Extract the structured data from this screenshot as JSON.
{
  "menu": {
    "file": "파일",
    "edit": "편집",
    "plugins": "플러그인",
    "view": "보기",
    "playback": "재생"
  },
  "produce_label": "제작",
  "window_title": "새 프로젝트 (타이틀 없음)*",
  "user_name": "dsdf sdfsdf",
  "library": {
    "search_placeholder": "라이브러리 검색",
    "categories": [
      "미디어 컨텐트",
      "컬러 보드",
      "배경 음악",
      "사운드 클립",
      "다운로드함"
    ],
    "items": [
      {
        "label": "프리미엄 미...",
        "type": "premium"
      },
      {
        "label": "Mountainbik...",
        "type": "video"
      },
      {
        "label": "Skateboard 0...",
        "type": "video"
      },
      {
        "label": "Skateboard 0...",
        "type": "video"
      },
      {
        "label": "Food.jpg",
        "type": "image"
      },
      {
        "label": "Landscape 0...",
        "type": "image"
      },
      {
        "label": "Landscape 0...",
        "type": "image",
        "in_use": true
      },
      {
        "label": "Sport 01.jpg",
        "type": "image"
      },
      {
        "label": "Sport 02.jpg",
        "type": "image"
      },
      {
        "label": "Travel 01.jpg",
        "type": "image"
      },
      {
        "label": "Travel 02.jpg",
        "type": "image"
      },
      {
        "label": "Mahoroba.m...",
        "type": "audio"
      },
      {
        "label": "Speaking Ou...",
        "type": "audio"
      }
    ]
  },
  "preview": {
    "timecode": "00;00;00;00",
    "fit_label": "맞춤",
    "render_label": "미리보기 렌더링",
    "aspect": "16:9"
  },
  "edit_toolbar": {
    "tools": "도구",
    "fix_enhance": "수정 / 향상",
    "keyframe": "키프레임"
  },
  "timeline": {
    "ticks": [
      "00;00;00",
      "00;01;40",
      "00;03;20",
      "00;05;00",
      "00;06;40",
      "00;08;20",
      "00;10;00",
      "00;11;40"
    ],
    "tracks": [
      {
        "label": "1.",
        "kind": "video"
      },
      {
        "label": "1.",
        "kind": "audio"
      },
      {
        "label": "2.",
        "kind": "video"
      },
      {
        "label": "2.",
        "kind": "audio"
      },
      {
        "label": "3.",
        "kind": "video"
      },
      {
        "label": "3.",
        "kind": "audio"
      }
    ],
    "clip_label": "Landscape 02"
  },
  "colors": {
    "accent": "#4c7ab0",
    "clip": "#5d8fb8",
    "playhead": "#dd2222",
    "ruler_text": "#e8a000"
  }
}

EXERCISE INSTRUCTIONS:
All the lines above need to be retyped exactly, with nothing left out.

RESPONSE:
Extract the structured data from this screenshot as JSON.
{
  "menu": {
    "file": "파일",
    "edit": "편집",
    "plugins": "플러그인",
    "view": "보기",
    "playback": "재생"
  },
  "produce_label": "제작",
  "window_title": "새 프로젝트 (타이틀 없음)*",
  "user_name": "dsdf sdfsdf",
  "library": {
    "search_placeholder": "라이브러리 검색",
    "categories": [
      "미디어 컨텐트",
      "컬러 보드",
      "배경 음악",
      "사운드 클립",
      "다운로드함"
    ],
    "items": [
      {
        "label": "프리미엄 미...",
        "type": "premium"
      },
      {
        "label": "Mountainbik...",
        "type": "video"
      },
      {
        "label": "Skateboard 0...",
        "type": "video"
      },
      {
        "label": "Skateboard 0...",
        "type": "video"
      },
      {
        "label": "Food.jpg",
        "type": "image"
      },
      {
        "label": "Landscape 0...",
        "type": "image"
      },
      {
        "label": "Landscape 0...",
        "type": "image",
        "in_use": true
      },
      {
        "label": "Sport 01.jpg",
        "type": "image"
      },
      {
        "label": "Sport 02.jpg",
        "type": "image"
      },
      {
        "label": "Travel 01.jpg",
        "type": "image"
      },
      {
        "label": "Travel 02.jpg",
        "type": "image"
      },
      {
        "label": "Mahoroba.m...",
        "type": "audio"
      },
      {
        "label": "Speaking Ou...",
        "type": "audio"
      }
    ]
  },
  "preview": {
    "timecode": "00;00;00;00",
    "fit_label": "맞춤",
    "render_label": "미리보기 렌더링",
    "aspect": "16:9"
  },
  "edit_toolbar": {
    "tools": "도구",
    "fix_enhance": "수정 / 향상",
    "keyframe": "키프레임"
  },
  "timeline": {
    "ticks": [
      "00;00;00",
      "00;01;40",
      "00;03;20",
      "00;05;00",
      "00;06;40",
      "00;08;20",
      "00;10;00",
      "00;11;40"
    ],
    "tracks": [
      {
        "label": "1.",
        "kind": "video"
      },
      {
        "label": "1.",
        "kind": "audio"
      },
      {
        "label": "2.",
        "kind": "video"
      },
      {
        "label": "2.",
        "kind": "audio"
      },
      {
        "label": "3.",
        "kind": "video"
      },
      {
        "label": "3.",
        "kind": "audio"
      }
    ],
    "clip_label": "Landscape 02"
  },
  "colors": {
    "accent": "#4c7ab0",
    "clip": "#5d8fb8",
    "playhead": "#dd2222",
    "ruler_text": "#e8a000"
  }
}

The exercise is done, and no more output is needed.